April is National Cancer Control Month, and some people with type 2 diabetes have also been shown to have a higher risk of developing several types of cancer. However, it’s important to note that having type 2 diabetes does not necessarily mean that someone will develop cancer.

The American Diabetes Association (ADA) recommends the following list of things that people with diabetes can do to help lower their risk of cancer:

  • Maintain a healthy weight: Being overweight or obese increases the risk of cancer, so it is important to maintain a healthy weight through a balanced diet and regular physical activity.
  • Follow a healthy diet: Eating a diet that is rich in fruits, vegetables, whole grains, lean protein, and healthy fats can help reduce cancer risk.
  • Limit alcohol consumption: Alcohol consumption has been linked to an increased risk of several types of cancer, so it is important to limit alcohol intake.
  • Quit smoking: Smoking is a leading cause of cancer, so quitting smoking is crucial for reducing cancer risk.
  • Be physically active: Regular physical activity has been shown to reduce the risk of several types of cancer, so it is important to be physically active for at least 150 minutes (about 2 and a half hours) per week.
  • Get regular cancer screenings: Early detection is key to successful cancer treatment, so it is important to get regular cancer screenings as recommended by your healthcare provider.
  • Manage blood glucose levels: People with diabetes should work with their healthcare provider to manage their blood glucose levels to reduce the risk of cancer.

Managing stress though a variety of strategies including staying connected to others, therapy, activity, meditation, breathing and yoga can heal the mind and body and reduce cancer risk.
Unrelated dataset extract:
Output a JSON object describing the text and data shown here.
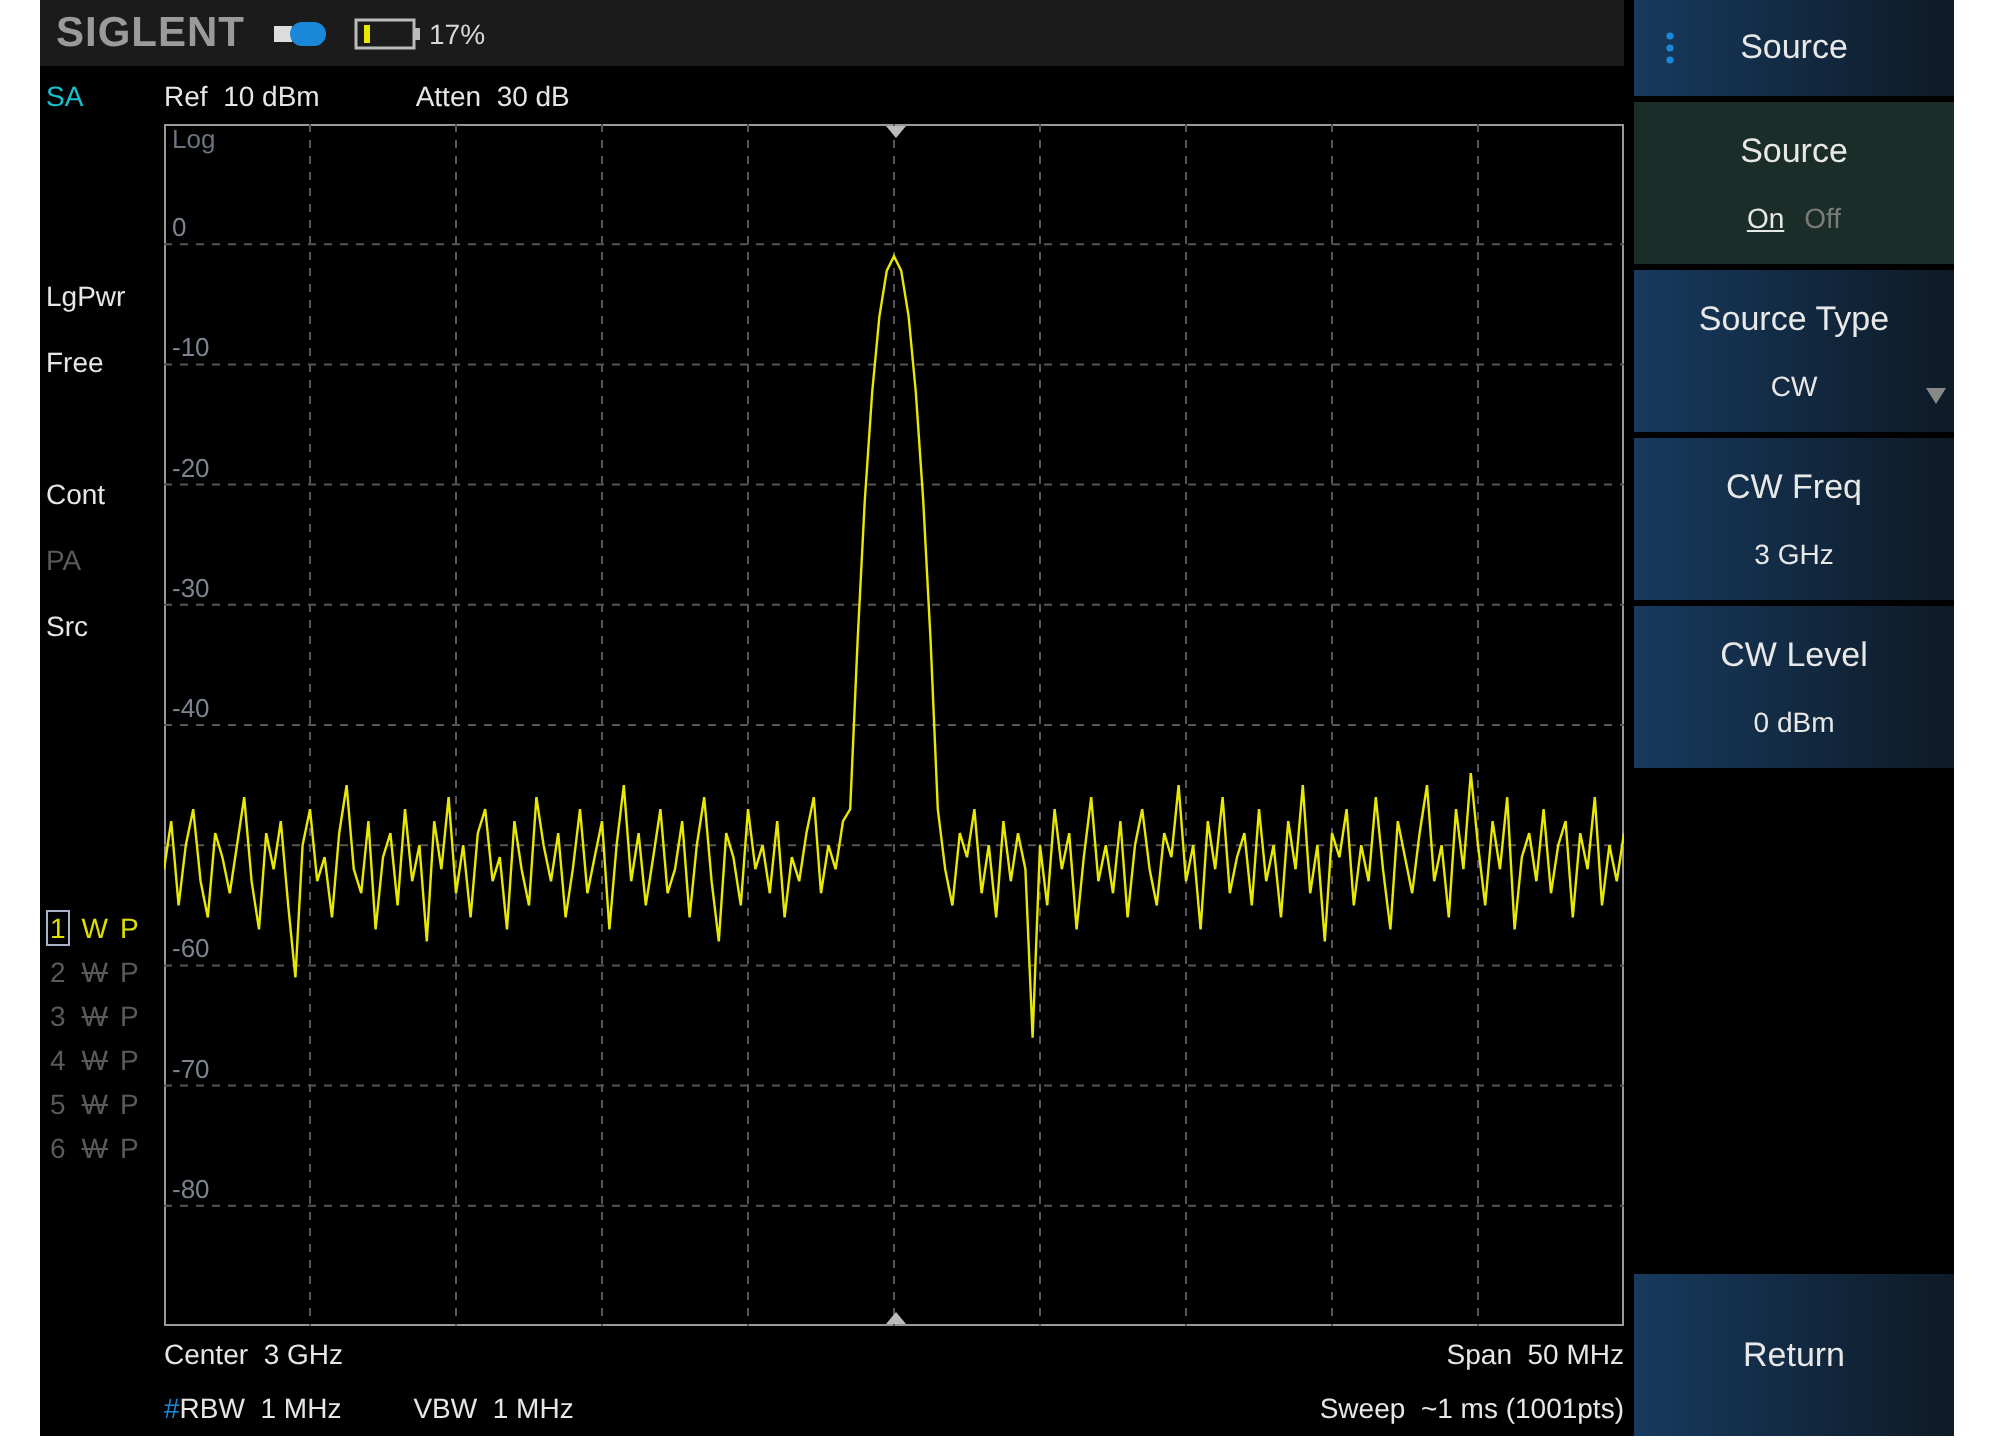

It’s important to note that these recommendations are not only beneficial for people with diabetes but also for the general population.

Author: Jennie Dyke, BS, RN, CDCES | CCS Health